In this section, you will:
- Install Rust and its dependencies
- Learn what
- Get your local machine environment ready for Rust development
Setting up Your Environment
There is a standard tool in the Rust ecosystem called
rustup. This tool allows you to easily
install and manage multiple Rust versions and use different Rust versions on a per-project basis. It
is similar to a tool like
to managing the version of Rust itself, it also installs
cargo, the Rust build tool, and various
language components such as different target architectures, and clippy, the Rust linting tool.
rustup, run this install script below:
curl --proto '=https' --tlsv1.2 -sSf https://sh.rustup.rs | sh
This is executing a script from the internet, so if you prefer to be careful, check its contents to ensure it isn't doing anything unwanted. This line of code installs several tools:
rustup, which was covered above,
cargo, the Rust package manager, and
rustc, the official compiler for the Rust language.
Executing the line of code above will prompt the installation options below:
Current installation options:
default host triple: x86_64-apple-darwin
default toolchain: stable (default)
modify PATH variable: yes
1) Proceed with installation (default)
2) Customize installation
3) Cancel installation
Select Option 1 for the standard install. We will add more components later in the course as
needed. When the command completes, you can confirm that rustup is installed by checking its version
$ rustup self update
info: checking for self-updates
rustup unchanged - 1.25.2
We can also check the version of the rust compiler and the cargo build tool.
$ rustc --version
rustc 1.68.0 (a55dd71d5 2022-09-19)
$ cargo --version
cargo 1.68.0 (387270bc7 2022-09-16)
This course will use version 1.68, but similar versions will work just as well.
You can update your toolchains at any time by running
rustup update, and you can even update
rustup itself by running
rustup self update.
Visual Studio Code
The most commonly-used (and recommended) tool to use for Rust is Visual Studio Code (also called VS Code) with the Rust analyzer, which can be installed as a VS Code extension. Throughout the course, VS Code will be the primary editor of choice.

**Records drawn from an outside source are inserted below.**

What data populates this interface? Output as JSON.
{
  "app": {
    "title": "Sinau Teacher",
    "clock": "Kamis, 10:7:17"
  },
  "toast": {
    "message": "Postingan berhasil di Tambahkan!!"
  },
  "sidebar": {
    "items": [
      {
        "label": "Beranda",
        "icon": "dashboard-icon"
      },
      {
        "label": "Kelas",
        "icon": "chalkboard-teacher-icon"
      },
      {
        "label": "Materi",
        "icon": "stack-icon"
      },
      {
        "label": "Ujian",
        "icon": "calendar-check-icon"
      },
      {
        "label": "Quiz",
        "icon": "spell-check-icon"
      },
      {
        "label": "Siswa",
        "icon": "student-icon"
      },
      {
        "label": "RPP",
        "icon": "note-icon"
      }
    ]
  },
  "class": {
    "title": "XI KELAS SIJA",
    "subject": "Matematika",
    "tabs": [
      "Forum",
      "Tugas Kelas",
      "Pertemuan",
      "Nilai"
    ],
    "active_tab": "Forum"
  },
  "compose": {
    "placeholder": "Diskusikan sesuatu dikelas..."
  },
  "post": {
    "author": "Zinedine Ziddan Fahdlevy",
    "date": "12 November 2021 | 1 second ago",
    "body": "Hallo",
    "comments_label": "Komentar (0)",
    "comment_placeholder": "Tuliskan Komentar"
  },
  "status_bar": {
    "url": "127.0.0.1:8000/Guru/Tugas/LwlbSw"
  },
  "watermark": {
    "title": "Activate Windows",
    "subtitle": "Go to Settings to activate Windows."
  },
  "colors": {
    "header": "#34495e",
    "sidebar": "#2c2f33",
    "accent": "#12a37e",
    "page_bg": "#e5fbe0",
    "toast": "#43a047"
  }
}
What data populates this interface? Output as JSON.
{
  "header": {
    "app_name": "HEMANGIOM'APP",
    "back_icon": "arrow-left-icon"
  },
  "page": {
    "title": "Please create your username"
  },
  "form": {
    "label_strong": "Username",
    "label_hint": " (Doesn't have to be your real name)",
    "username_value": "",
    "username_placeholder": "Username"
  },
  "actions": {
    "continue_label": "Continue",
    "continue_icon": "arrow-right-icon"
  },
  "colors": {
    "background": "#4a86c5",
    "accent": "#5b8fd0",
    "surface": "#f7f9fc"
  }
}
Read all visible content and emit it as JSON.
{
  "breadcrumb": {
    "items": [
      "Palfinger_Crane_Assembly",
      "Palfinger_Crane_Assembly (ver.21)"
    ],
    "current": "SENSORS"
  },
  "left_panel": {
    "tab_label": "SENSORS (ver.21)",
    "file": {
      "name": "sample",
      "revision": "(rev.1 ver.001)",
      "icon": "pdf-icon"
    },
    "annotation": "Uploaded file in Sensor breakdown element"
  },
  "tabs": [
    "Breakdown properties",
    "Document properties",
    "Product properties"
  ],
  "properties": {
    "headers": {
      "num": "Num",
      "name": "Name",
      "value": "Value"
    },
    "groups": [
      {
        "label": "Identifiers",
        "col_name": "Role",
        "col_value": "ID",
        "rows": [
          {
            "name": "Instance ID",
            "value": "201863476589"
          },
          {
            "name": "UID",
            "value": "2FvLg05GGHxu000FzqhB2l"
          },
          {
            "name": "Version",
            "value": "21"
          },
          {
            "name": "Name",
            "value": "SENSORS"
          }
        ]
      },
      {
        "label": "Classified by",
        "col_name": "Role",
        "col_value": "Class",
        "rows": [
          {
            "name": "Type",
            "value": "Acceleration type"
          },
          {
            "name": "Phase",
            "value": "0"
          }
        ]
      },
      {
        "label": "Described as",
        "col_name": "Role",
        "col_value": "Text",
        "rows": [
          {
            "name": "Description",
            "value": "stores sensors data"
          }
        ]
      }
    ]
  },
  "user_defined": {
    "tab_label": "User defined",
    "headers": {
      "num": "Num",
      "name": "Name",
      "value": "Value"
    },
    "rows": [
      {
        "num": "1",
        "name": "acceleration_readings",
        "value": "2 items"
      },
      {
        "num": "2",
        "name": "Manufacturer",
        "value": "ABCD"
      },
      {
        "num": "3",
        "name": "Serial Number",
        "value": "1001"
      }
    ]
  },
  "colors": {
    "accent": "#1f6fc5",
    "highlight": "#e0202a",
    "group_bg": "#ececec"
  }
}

Please head to https://code.visualstudio.com/download to install VS Code.
There are other acceptable text editors and integrated development environments also available. Atom IDE-Rust may also be used.
If you prefer an open source and freely-licensed distribution of VS Code that omits telemetry, VSCodium is also viable. See the project's installation site and the reason why you might want to use this over VS Code itself.
Once VS Code is installed, there are a couple of extensions that will smooth the development experience.
The first extension we'll add is Rust Analyzer, a powerful static analysis tool for the Rust programming language. This extension provides some basics such as syntax highlighting and goto definition, as well as more powerful features such as code completion and documentation by hovering over code.
To install it, enter VS Code's command pallet with
Ctrl + Shift + P, and paste:
ext install rust-lang.rust-analyzer
The second extension is optional but recommended if you like to do step debugging on your coding
projects. It is the Code LLDB extension that provides seamless integration between LLDB, the
low-level debugger, and VS Code. To install it, enter the command pallet again (
Ctrl + Shift + P)
ext install vadimcn.vscode-lldb
We will not use this extension actively in this course, but it is a great tool to have handy when it comes time to debug your own code.
The Rust Playground
The Rust playground is an in-browser implementation of a Rust development environment. Feel free to use it to run snippets of code if setting up a proper development environment is somehow inaccessible. Throughout this course, you will notice it embedded within the page as follows:
You may also visit it at https://play.rust-lang.org/.